• **Work to complete**:
Each record, minus any picture, should be returned exactly as written.

• **Input data**:

——

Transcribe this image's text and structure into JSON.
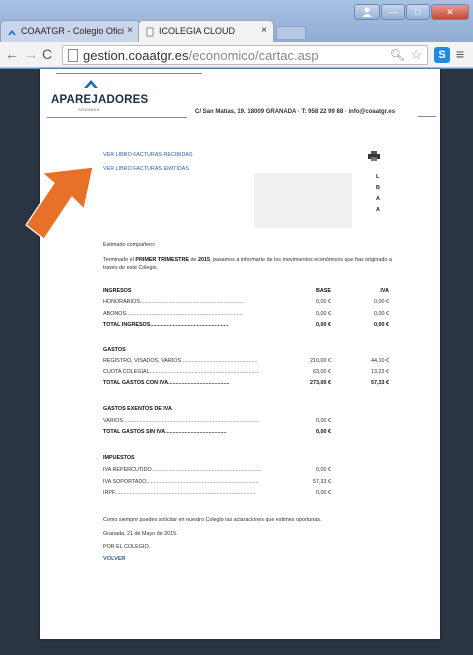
{
  "browser": {
    "tabs": [
      {
        "label": "COAATGR - Colegio Ofici",
        "active": false
      },
      {
        "label": "ICOLEGIA CLOUD",
        "active": true
      }
    ],
    "url": {
      "host": "gestion.coaatgr.es",
      "path": "/economico/cartac.asp"
    },
    "window_buttons": {
      "user": "user",
      "minimize": "—",
      "maximize": "□",
      "close": "✕"
    }
  },
  "letterhead": {
    "brand": "APAREJADORES",
    "brand_sub": "GRANADA",
    "address": "C/ San Matías, 19. 18009 GRANADA · T: 958 22 99 88 · info@coaatgr.es"
  },
  "links": {
    "recibidas": "VER LIBRO FACTURAS RECIBIDAS",
    "emitidas": "VER LIBRO FACTURAS EMITIDAS"
  },
  "redacted_letters": [
    "L",
    "B",
    "A",
    "A"
  ],
  "letter": {
    "greeting": "Estimado compañero:",
    "intro_before": "Terminado el ",
    "intro_period": "PRIMER TRIMESTRE",
    "intro_mid": " de ",
    "intro_year": "2015",
    "intro_after": ", pasamos a informarte de los movimientos económicos que has originado a través de este Colegio."
  },
  "headers": {
    "base": "BASE",
    "iva": "IVA"
  },
  "sections": {
    "ingresos": {
      "title": "INGRESOS",
      "rows": [
        {
          "label": "HONORARIOS......................................................................",
          "base": "0,00 €",
          "iva": "0,00 €"
        },
        {
          "label": "ABONOS..............................................................................",
          "base": "0,00 €",
          "iva": "0,00 €"
        }
      ],
      "total": {
        "label": "TOTAL INGRESOS....................................................",
        "base": "0,00 €",
        "iva": "0,00 €"
      }
    },
    "gastos": {
      "title": "GASTOS",
      "rows": [
        {
          "label": "REGISTRO, VISADOS, VARIOS ..................................................",
          "base": "210,00 €",
          "iva": "44,10 €"
        },
        {
          "label": "CUOTA COLEGIAL.........................................................................",
          "base": "63,00 €",
          "iva": "13,23 €"
        }
      ],
      "total": {
        "label": "TOTAL GASTOS CON IVA.........................................",
        "base": "273,00 €",
        "iva": "57,33 €"
      }
    },
    "exentos": {
      "title": "GASTOS EXENTOS DE IVA",
      "rows": [
        {
          "label": "VARIOS...........................................................................................",
          "base": "0,00 €"
        }
      ],
      "total": {
        "label": "TOTAL GASTOS SIN IVA.........................................",
        "base": "0,00 €"
      }
    },
    "impuestos": {
      "title": "IMPUESTOS",
      "rows": [
        {
          "label": "IVA REPERCUTIDO.........................................................................",
          "base": "0,00 €"
        },
        {
          "label": "IVA SOPORTADO...........................................................................",
          "base": "57,33 €"
        },
        {
          "label": "IRPF..............................................................................................",
          "base": "0,00 €"
        }
      ]
    }
  },
  "closing": {
    "line1": "Como siempre puedes solicitar en nuestro Colegio las aclaraciones que estimes oportunas.",
    "line2": "Granada, 21 de Mayo de 2015.",
    "line3": "POR EL COLEGIO."
  },
  "volver": "VOLVER",
  "colors": {
    "link": "#2f5fa7",
    "brand": "#1c2d4a",
    "arrow": "#e8712a",
    "page_bg": "#2b3442"
  }
}
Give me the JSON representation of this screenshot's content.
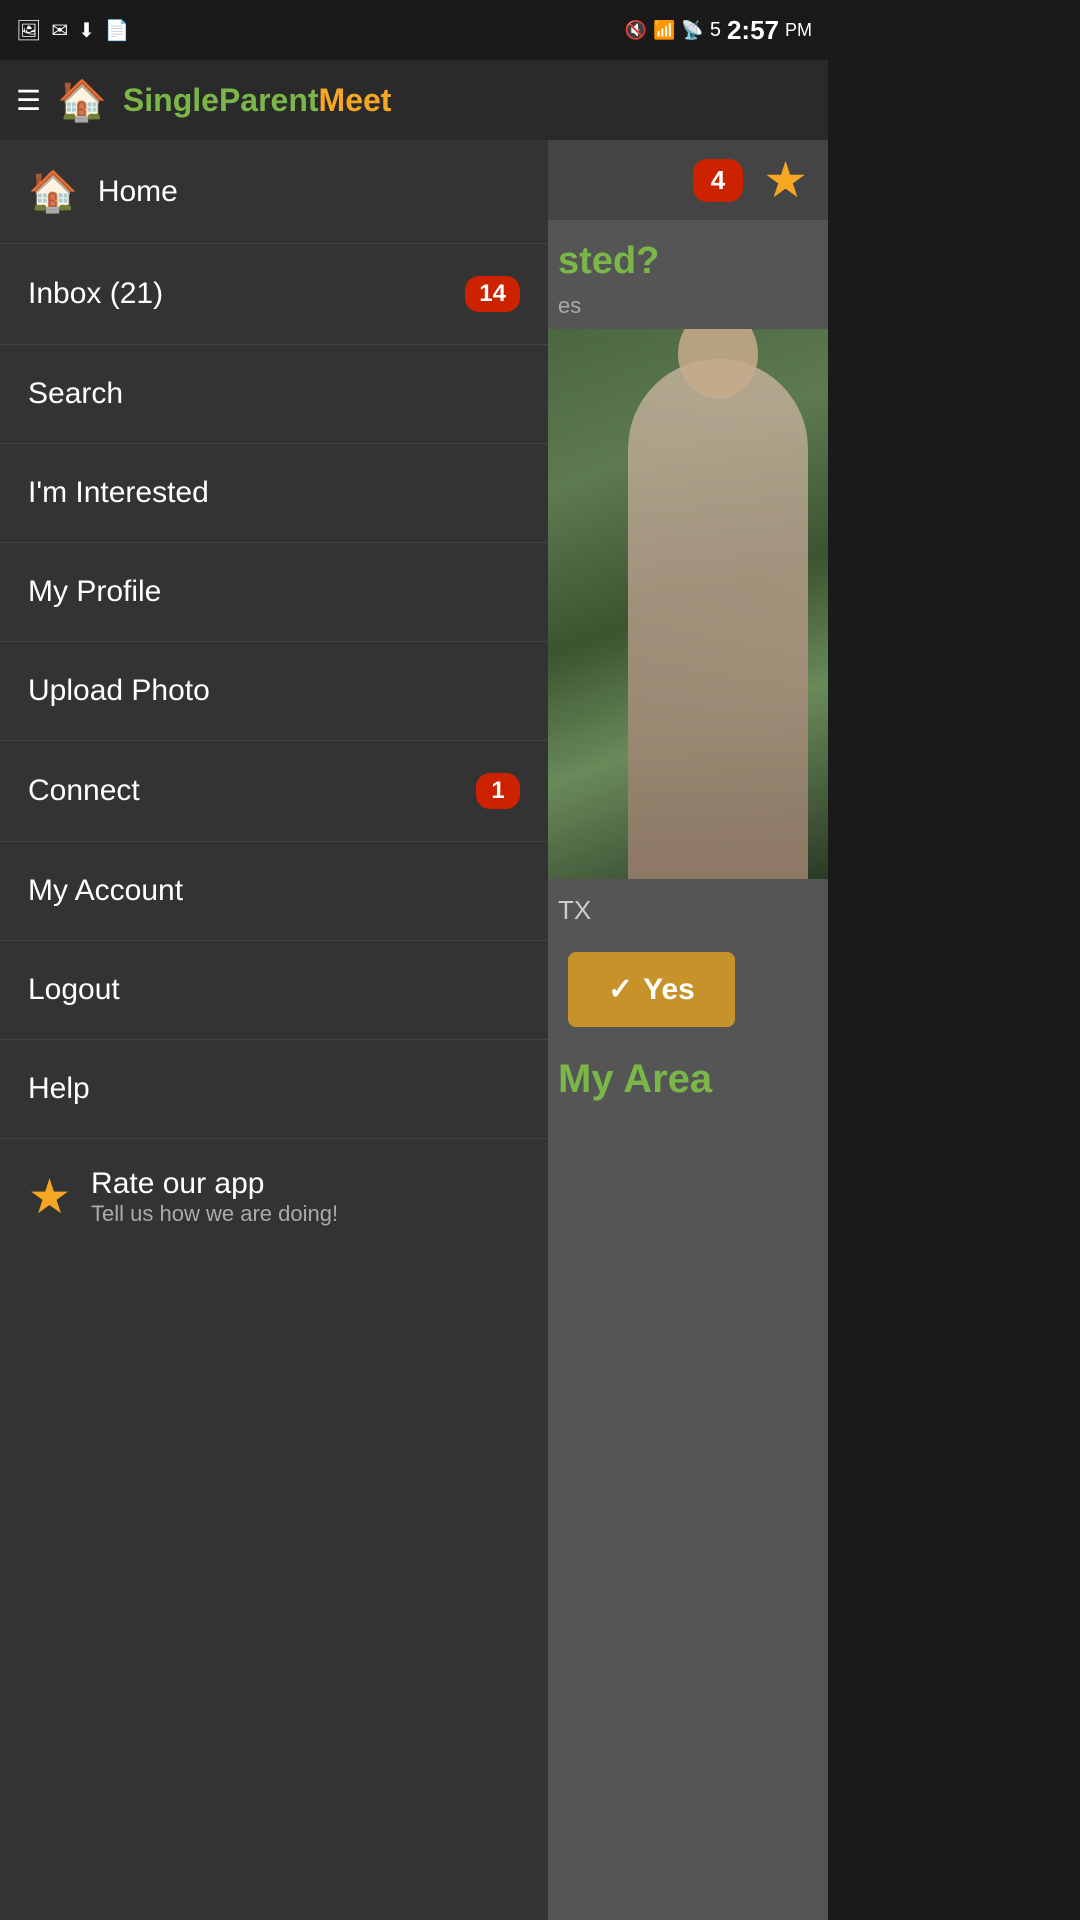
{
  "statusBar": {
    "time": "2:57",
    "ampm": "PM",
    "icons": [
      "image-icon",
      "mail-icon",
      "download-icon",
      "file-icon",
      "mute-icon",
      "wifi-icon",
      "signal-icon",
      "battery-icon"
    ]
  },
  "header": {
    "appName": {
      "part1": "SingleParent",
      "part2": "Meet"
    }
  },
  "sidebar": {
    "items": [
      {
        "id": "home",
        "label": "Home",
        "icon": "home",
        "badge": null
      },
      {
        "id": "inbox",
        "label": "Inbox (21)",
        "badge": "14"
      },
      {
        "id": "search",
        "label": "Search",
        "badge": null
      },
      {
        "id": "interested",
        "label": "I'm Interested",
        "badge": null
      },
      {
        "id": "profile",
        "label": "My Profile",
        "badge": null
      },
      {
        "id": "upload",
        "label": "Upload Photo",
        "badge": null
      },
      {
        "id": "connect",
        "label": "Connect",
        "badge": "1"
      },
      {
        "id": "account",
        "label": "My Account",
        "badge": null
      },
      {
        "id": "logout",
        "label": "Logout",
        "badge": null
      },
      {
        "id": "help",
        "label": "Help",
        "badge": null
      }
    ],
    "rateApp": {
      "title": "Rate our app",
      "subtitle": "Tell us how we are doing!"
    }
  },
  "rightContent": {
    "tabBadge": "4",
    "interestedQuestion": "sted?",
    "interestedSub": "es",
    "locationText": "TX",
    "yesButton": "Yes",
    "myAreaText": "My Area"
  }
}
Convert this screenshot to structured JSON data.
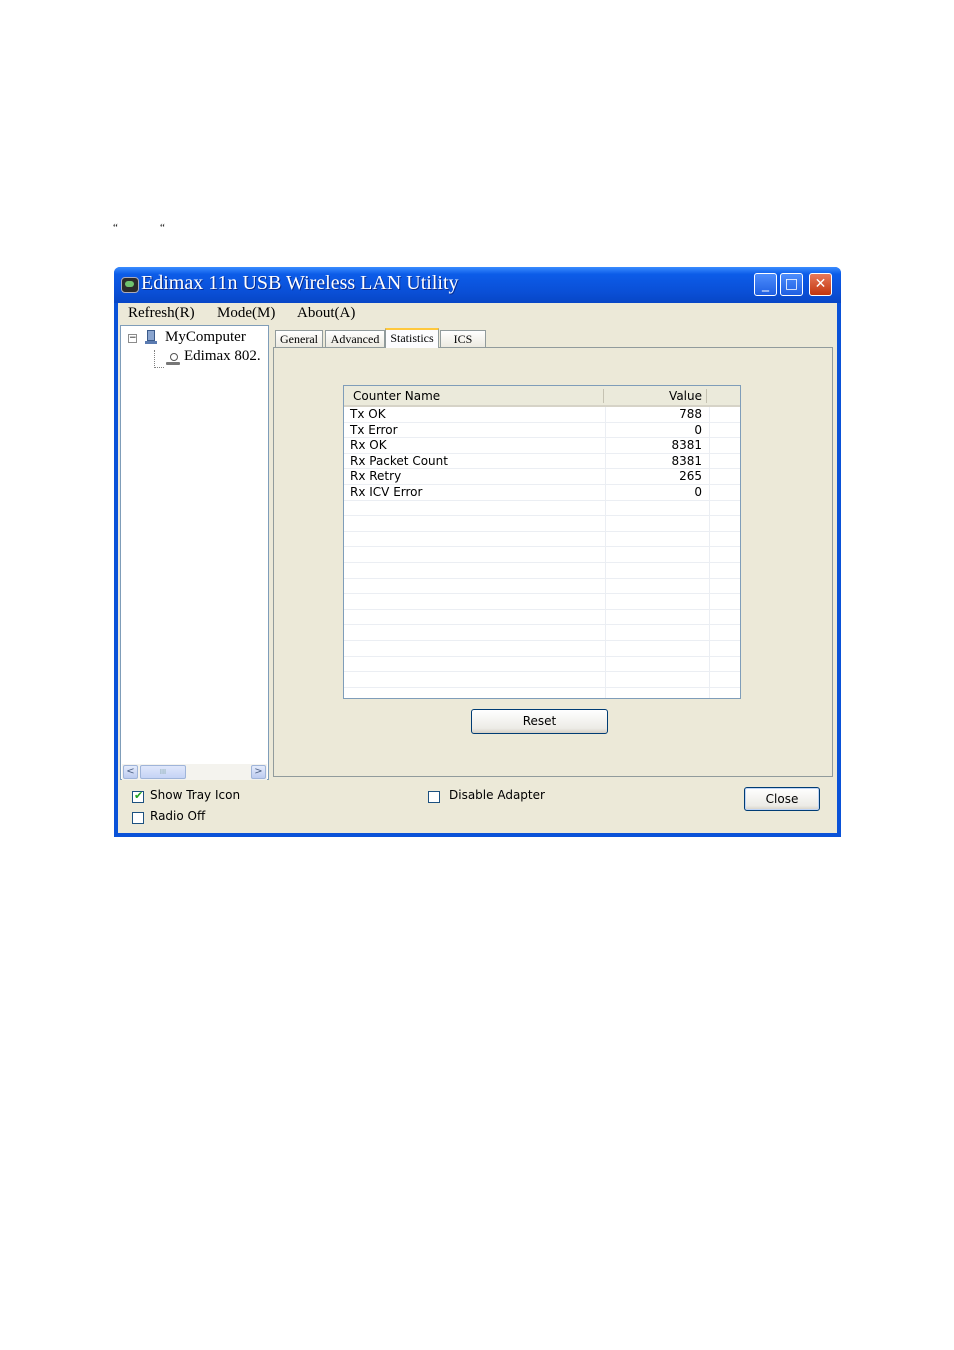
{
  "page": {
    "quote_left": "“",
    "quote_right": "“"
  },
  "window": {
    "title": "Edimax 11n USB Wireless LAN Utility",
    "minimize_glyph": "_",
    "maximize_glyph": "□",
    "close_glyph": "✕"
  },
  "menu": {
    "refresh": "Refresh(R)",
    "mode": "Mode(M)",
    "about": "About(A)"
  },
  "tree": {
    "expander": "−",
    "root": "MyComputer",
    "adapter": "Edimax 802.",
    "scroll_left": "<",
    "scroll_right": ">",
    "scroll_grip": "III"
  },
  "tabs": {
    "general": "General",
    "advanced": "Advanced",
    "statistics": "Statistics",
    "ics": "ICS",
    "active": "Statistics"
  },
  "stats": {
    "col_name": "Counter Name",
    "col_value": "Value",
    "rows": [
      {
        "name": "Tx OK",
        "value": "788"
      },
      {
        "name": "Tx Error",
        "value": "0"
      },
      {
        "name": "Rx OK",
        "value": "8381"
      },
      {
        "name": "Rx Packet Count",
        "value": "8381"
      },
      {
        "name": "Rx Retry",
        "value": "265"
      },
      {
        "name": "Rx ICV Error",
        "value": "0"
      }
    ],
    "reset": "Reset"
  },
  "options": {
    "show_tray_icon": {
      "label": "Show Tray Icon",
      "checked": true
    },
    "radio_off": {
      "label": "Radio Off",
      "checked": false
    },
    "disable_adapter": {
      "label": "Disable Adapter",
      "checked": false
    },
    "checkmark": "✔"
  },
  "close": "Close"
}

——

• **Exercise answer**:
Transcribe this image's text and structure into JSON.
{
  "browser": {
    "tabs": [
      {
        "label": "COAATGR - Colegio Ofici",
        "active": false
      },
      {
        "label": "ICOLEGIA CLOUD",
        "active": true
      }
    ],
    "url": {
      "host": "gestion.coaatgr.es",
      "path": "/economico/cartac.asp"
    },
    "window_buttons": {
      "user": "user",
      "minimize": "—",
      "maximize": "□",
      "close": "✕"
    }
  },
  "letterhead": {
    "brand": "APAREJADORES",
    "brand_sub": "GRANADA",
    "address": "C/ San Matías, 19. 18009 GRANADA · T: 958 22 99 88 · info@coaatgr.es"
  },
  "links": {
    "recibidas": "VER LIBRO FACTURAS RECIBIDAS",
    "emitidas": "VER LIBRO FACTURAS EMITIDAS"
  },
  "redacted_letters": [
    "L",
    "B",
    "A",
    "A"
  ],
  "letter": {
    "greeting": "Estimado compañero:",
    "intro_before": "Terminado el ",
    "intro_period": "PRIMER TRIMESTRE",
    "intro_mid": " de ",
    "intro_year": "2015",
    "intro_after": ", pasamos a informarte de los movimientos económicos que has originado a través de este Colegio."
  },
  "headers": {
    "base": "BASE",
    "iva": "IVA"
  },
  "sections": {
    "ingresos": {
      "title": "INGRESOS",
      "rows": [
        {
          "label": "HONORARIOS......................................................................",
          "base": "0,00 €",
          "iva": "0,00 €"
        },
        {
          "label": "ABONOS..............................................................................",
          "base": "0,00 €",
          "iva": "0,00 €"
        }
      ],
      "total": {
        "label": "TOTAL INGRESOS....................................................",
        "base": "0,00 €",
        "iva": "0,00 €"
      }
    },
    "gastos": {
      "title": "GASTOS",
      "rows": [
        {
          "label": "REGISTRO, VISADOS, VARIOS ..................................................",
          "base": "210,00 €",
          "iva": "44,10 €"
        },
        {
          "label": "CUOTA COLEGIAL.........................................................................",
          "base": "63,00 €",
          "iva": "13,23 €"
        }
      ],
      "total": {
        "label": "TOTAL GASTOS CON IVA.........................................",
        "base": "273,00 €",
        "iva": "57,33 €"
      }
    },
    "exentos": {
      "title": "GASTOS EXENTOS DE IVA",
      "rows": [
        {
          "label": "VARIOS...........................................................................................",
          "base": "0,00 €"
        }
      ],
      "total": {
        "label": "TOTAL GASTOS SIN IVA.........................................",
        "base": "0,00 €"
      }
    },
    "impuestos": {
      "title": "IMPUESTOS",
      "rows": [
        {
          "label": "IVA REPERCUTIDO.........................................................................",
          "base": "0,00 €"
        },
        {
          "label": "IVA SOPORTADO...........................................................................",
          "base": "57,33 €"
        },
        {
          "label": "IRPF..............................................................................................",
          "base": "0,00 €"
        }
      ]
    }
  },
  "closing": {
    "line1": "Como siempre puedes solicitar en nuestro Colegio las aclaraciones que estimes oportunas.",
    "line2": "Granada, 21 de Mayo de 2015.",
    "line3": "POR EL COLEGIO."
  },
  "volver": "VOLVER",
  "colors": {
    "link": "#2f5fa7",
    "brand": "#1c2d4a",
    "arrow": "#e8712a",
    "page_bg": "#2b3442"
  }
}
Give me the JSON representation of this screenshot's content.
{
  "statusBar": {
    "time": "2:57",
    "ampm": "PM",
    "icons": [
      "image-icon",
      "mail-icon",
      "download-icon",
      "file-icon",
      "mute-icon",
      "wifi-icon",
      "signal-icon",
      "battery-icon"
    ]
  },
  "header": {
    "appName": {
      "part1": "SingleParent",
      "part2": "Meet"
    }
  },
  "sidebar": {
    "items": [
      {
        "id": "home",
        "label": "Home",
        "icon": "home",
        "badge": null
      },
      {
        "id": "inbox",
        "label": "Inbox (21)",
        "badge": "14"
      },
      {
        "id": "search",
        "label": "Search",
        "badge": null
      },
      {
        "id": "interested",
        "label": "I'm Interested",
        "badge": null
      },
      {
        "id": "profile",
        "label": "My Profile",
        "badge": null
      },
      {
        "id": "upload",
        "label": "Upload Photo",
        "badge": null
      },
      {
        "id": "connect",
        "label": "Connect",
        "badge": "1"
      },
      {
        "id": "account",
        "label": "My Account",
        "badge": null
      },
      {
        "id": "logout",
        "label": "Logout",
        "badge": null
      },
      {
        "id": "help",
        "label": "Help",
        "badge": null
      }
    ],
    "rateApp": {
      "title": "Rate our app",
      "subtitle": "Tell us how we are doing!"
    }
  },
  "rightContent": {
    "tabBadge": "4",
    "interestedQuestion": "sted?",
    "interestedSub": "es",
    "locationText": "TX",
    "yesButton": "Yes",
    "myAreaText": "My Area"
  }
}
Convert this screenshot to structured JSON data.
{
  "page": {
    "quote_left": "“",
    "quote_right": "“"
  },
  "window": {
    "title": "Edimax 11n USB Wireless LAN Utility",
    "minimize_glyph": "_",
    "maximize_glyph": "□",
    "close_glyph": "✕"
  },
  "menu": {
    "refresh": "Refresh(R)",
    "mode": "Mode(M)",
    "about": "About(A)"
  },
  "tree": {
    "expander": "−",
    "root": "MyComputer",
    "adapter": "Edimax 802.",
    "scroll_left": "<",
    "scroll_right": ">",
    "scroll_grip": "III"
  },
  "tabs": {
    "general": "General",
    "advanced": "Advanced",
    "statistics": "Statistics",
    "ics": "ICS",
    "active": "Statistics"
  },
  "stats": {
    "col_name": "Counter Name",
    "col_value": "Value",
    "rows": [
      {
        "name": "Tx OK",
        "value": "788"
      },
      {
        "name": "Tx Error",
        "value": "0"
      },
      {
        "name": "Rx OK",
        "value": "8381"
      },
      {
        "name": "Rx Packet Count",
        "value": "8381"
      },
      {
        "name": "Rx Retry",
        "value": "265"
      },
      {
        "name": "Rx ICV Error",
        "value": "0"
      }
    ],
    "reset": "Reset"
  },
  "options": {
    "show_tray_icon": {
      "label": "Show Tray Icon",
      "checked": true
    },
    "radio_off": {
      "label": "Radio Off",
      "checked": false
    },
    "disable_adapter": {
      "label": "Disable Adapter",
      "checked": false
    },
    "checkmark": "✔"
  },
  "close": "Close"
}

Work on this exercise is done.